**TASK STATEMENT**
Search the data for "Checklist". Return each matching line.
[RECORDS FOR THE TASK — start]
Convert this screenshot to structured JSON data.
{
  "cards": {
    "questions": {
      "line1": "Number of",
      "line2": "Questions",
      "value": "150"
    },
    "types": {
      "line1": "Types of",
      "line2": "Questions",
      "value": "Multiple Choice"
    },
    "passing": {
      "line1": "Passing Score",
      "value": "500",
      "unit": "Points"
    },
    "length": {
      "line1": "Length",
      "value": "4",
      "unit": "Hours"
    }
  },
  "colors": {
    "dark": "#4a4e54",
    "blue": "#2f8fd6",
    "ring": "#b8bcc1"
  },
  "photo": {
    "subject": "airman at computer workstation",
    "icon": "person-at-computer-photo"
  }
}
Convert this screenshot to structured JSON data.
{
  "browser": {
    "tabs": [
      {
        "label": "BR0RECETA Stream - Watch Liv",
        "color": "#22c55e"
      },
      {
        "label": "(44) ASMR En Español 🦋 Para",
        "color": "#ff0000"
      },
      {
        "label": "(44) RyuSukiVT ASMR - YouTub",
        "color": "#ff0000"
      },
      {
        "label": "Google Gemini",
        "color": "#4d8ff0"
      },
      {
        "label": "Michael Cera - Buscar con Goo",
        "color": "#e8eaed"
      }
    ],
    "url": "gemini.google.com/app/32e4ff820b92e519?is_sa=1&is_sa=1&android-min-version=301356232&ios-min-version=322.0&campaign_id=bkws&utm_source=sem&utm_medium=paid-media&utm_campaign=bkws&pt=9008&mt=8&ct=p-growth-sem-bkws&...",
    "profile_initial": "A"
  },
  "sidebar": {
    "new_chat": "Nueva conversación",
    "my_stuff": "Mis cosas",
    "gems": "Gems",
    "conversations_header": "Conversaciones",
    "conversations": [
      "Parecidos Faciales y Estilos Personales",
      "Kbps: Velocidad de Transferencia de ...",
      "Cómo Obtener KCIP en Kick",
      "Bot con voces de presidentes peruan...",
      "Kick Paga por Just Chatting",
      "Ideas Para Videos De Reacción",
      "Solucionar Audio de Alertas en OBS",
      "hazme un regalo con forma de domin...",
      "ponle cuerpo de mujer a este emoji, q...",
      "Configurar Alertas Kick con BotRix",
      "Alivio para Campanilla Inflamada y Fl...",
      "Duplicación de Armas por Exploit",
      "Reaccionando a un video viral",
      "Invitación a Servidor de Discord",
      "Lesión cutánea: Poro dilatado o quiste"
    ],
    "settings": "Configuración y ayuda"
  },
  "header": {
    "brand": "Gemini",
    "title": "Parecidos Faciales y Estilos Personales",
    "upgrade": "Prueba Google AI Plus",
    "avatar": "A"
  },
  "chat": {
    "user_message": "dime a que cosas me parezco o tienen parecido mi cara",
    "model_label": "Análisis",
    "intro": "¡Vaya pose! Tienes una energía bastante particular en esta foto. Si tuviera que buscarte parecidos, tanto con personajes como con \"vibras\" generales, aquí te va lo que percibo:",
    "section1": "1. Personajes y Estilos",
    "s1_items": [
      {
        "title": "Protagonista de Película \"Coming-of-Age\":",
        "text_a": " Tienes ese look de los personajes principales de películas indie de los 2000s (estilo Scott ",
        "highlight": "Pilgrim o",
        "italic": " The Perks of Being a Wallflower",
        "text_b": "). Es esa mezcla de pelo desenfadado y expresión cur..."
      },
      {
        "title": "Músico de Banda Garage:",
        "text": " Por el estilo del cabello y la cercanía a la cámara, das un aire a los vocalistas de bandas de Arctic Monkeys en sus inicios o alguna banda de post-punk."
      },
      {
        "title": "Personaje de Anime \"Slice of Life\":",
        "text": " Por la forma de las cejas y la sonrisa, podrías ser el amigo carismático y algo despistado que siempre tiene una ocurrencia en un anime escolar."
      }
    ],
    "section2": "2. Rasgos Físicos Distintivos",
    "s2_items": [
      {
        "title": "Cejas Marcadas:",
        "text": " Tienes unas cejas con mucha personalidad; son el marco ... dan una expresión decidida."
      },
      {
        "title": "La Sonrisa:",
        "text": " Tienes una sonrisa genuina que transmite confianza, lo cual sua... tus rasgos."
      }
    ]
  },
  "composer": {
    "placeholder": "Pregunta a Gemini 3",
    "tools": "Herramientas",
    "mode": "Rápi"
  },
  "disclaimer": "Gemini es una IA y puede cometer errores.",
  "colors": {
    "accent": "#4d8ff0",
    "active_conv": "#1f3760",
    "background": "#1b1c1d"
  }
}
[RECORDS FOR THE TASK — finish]
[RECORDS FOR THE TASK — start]
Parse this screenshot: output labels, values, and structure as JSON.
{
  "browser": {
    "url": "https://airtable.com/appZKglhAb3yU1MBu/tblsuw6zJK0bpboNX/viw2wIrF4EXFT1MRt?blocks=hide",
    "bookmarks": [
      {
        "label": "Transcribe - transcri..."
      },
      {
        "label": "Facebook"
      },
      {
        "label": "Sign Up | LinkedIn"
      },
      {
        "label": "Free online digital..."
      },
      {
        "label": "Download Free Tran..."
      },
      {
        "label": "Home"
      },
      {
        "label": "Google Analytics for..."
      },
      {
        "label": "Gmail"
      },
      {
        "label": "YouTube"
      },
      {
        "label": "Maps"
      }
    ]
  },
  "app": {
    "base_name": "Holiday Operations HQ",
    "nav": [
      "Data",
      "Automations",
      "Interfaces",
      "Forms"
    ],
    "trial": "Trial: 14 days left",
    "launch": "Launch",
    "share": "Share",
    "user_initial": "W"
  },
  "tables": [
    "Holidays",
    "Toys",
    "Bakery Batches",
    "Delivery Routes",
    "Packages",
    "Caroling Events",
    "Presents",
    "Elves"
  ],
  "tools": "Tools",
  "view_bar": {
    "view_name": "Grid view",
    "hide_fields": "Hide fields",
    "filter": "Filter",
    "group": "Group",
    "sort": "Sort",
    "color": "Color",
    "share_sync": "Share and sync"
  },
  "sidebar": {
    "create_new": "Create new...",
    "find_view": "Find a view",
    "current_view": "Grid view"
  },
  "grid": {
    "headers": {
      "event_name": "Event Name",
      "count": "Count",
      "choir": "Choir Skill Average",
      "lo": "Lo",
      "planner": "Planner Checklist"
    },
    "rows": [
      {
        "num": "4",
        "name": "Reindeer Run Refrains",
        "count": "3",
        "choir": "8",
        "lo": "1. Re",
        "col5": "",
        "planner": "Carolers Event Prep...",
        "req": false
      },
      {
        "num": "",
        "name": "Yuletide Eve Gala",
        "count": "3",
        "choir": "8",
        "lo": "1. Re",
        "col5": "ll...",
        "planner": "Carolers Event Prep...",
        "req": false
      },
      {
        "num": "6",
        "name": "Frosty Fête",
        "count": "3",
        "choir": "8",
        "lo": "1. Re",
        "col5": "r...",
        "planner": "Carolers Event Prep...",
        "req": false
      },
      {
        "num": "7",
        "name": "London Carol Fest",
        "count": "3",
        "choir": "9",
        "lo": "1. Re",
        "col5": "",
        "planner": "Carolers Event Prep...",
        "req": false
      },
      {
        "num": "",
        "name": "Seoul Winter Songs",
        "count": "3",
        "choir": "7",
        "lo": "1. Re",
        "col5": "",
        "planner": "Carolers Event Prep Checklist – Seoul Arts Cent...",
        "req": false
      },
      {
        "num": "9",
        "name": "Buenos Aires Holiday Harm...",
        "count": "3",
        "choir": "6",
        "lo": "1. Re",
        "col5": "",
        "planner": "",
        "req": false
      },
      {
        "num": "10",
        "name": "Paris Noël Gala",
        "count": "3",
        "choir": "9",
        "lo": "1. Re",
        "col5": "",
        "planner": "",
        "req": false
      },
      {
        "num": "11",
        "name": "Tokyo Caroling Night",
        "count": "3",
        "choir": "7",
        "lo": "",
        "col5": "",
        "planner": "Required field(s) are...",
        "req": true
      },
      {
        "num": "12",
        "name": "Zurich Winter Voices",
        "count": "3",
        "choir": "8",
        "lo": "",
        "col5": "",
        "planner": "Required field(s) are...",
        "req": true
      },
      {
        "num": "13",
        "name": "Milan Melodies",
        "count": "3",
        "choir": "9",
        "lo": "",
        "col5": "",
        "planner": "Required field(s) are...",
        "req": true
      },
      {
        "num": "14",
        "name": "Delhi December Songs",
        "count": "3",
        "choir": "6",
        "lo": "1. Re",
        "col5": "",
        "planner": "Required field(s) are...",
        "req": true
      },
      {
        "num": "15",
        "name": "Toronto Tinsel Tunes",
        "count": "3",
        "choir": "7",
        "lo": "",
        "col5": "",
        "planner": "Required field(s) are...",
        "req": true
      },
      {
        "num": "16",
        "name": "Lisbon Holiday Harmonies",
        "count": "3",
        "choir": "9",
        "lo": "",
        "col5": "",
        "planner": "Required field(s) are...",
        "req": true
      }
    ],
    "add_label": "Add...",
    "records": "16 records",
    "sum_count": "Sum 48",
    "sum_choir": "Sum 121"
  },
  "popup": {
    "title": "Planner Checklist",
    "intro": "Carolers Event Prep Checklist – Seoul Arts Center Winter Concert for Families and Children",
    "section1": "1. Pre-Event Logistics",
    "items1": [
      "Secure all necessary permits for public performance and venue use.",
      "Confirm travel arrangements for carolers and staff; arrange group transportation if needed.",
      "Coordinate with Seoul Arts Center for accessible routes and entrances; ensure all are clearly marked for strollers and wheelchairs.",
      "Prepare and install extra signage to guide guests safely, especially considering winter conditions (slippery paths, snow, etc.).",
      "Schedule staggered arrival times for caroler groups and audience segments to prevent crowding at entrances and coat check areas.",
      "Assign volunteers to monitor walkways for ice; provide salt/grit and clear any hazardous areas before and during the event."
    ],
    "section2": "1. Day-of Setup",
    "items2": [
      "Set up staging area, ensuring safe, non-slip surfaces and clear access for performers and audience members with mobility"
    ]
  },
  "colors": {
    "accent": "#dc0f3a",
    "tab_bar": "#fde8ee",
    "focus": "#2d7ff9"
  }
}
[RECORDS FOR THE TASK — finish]
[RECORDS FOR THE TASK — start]
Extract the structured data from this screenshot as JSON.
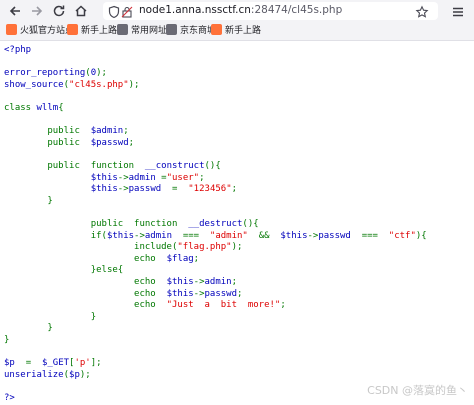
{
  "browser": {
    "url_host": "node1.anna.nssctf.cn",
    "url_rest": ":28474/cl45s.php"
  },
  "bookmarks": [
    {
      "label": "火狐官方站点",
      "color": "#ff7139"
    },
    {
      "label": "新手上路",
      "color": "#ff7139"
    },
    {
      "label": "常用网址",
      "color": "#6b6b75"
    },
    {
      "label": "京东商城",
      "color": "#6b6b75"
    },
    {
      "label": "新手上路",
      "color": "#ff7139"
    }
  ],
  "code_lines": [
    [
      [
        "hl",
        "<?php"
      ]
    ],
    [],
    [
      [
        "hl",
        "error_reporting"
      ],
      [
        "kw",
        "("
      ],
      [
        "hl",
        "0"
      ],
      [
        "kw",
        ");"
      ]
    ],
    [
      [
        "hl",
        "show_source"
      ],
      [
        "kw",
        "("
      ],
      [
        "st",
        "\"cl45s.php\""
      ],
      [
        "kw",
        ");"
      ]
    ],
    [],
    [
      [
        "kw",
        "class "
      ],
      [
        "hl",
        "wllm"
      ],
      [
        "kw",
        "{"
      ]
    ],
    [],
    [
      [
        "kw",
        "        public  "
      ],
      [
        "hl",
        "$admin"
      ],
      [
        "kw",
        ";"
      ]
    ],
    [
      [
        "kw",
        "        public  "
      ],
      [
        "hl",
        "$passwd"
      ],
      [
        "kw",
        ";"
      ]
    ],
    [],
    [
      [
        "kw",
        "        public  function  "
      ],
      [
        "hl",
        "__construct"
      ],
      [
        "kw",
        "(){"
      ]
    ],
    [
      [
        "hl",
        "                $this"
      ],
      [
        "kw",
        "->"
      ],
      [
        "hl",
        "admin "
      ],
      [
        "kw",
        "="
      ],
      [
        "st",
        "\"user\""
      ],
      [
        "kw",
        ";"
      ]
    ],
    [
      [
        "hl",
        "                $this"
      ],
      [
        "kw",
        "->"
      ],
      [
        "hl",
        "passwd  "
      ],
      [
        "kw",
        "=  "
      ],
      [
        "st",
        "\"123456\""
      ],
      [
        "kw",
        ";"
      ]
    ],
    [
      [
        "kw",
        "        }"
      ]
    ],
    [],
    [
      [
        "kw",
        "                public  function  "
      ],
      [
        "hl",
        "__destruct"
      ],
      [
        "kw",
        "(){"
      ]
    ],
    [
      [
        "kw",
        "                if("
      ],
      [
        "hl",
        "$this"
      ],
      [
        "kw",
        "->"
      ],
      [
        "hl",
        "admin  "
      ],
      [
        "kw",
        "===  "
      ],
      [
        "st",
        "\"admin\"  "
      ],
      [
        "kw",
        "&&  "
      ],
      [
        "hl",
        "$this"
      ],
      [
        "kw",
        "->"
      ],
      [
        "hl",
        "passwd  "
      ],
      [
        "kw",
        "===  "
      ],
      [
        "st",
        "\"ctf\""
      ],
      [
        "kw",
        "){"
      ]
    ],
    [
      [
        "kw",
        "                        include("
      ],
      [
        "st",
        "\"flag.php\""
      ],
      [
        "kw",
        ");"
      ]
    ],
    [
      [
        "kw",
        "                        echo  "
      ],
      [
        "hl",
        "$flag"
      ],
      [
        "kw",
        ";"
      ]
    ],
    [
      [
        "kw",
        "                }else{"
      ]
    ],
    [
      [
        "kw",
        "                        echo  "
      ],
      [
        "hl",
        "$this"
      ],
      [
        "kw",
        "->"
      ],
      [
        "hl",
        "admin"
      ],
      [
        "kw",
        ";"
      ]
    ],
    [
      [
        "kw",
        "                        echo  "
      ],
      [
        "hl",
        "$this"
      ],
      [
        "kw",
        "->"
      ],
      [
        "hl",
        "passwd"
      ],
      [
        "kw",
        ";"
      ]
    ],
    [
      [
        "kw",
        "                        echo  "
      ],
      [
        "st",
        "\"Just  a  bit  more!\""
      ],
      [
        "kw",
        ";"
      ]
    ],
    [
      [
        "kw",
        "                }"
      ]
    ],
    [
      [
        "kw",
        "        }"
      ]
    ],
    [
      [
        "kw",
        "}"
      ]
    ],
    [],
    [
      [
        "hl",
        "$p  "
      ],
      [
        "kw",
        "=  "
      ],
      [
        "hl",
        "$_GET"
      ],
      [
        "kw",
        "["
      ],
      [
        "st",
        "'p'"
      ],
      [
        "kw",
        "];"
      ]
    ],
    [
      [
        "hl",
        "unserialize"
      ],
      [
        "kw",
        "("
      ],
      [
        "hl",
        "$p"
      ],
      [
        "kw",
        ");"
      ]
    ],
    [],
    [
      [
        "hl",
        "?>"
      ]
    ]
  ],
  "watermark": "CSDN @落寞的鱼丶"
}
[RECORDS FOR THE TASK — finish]
**TASK RESPONSE**
      "planner": "Planner Checklist"
        "planner": "Carolers Event Prep Checklist – Seoul Arts Cent...",
    "title": "Planner Checklist",
    "intro": "Carolers Event Prep Checklist – Seoul Arts Center Winter Concert for Families and Children",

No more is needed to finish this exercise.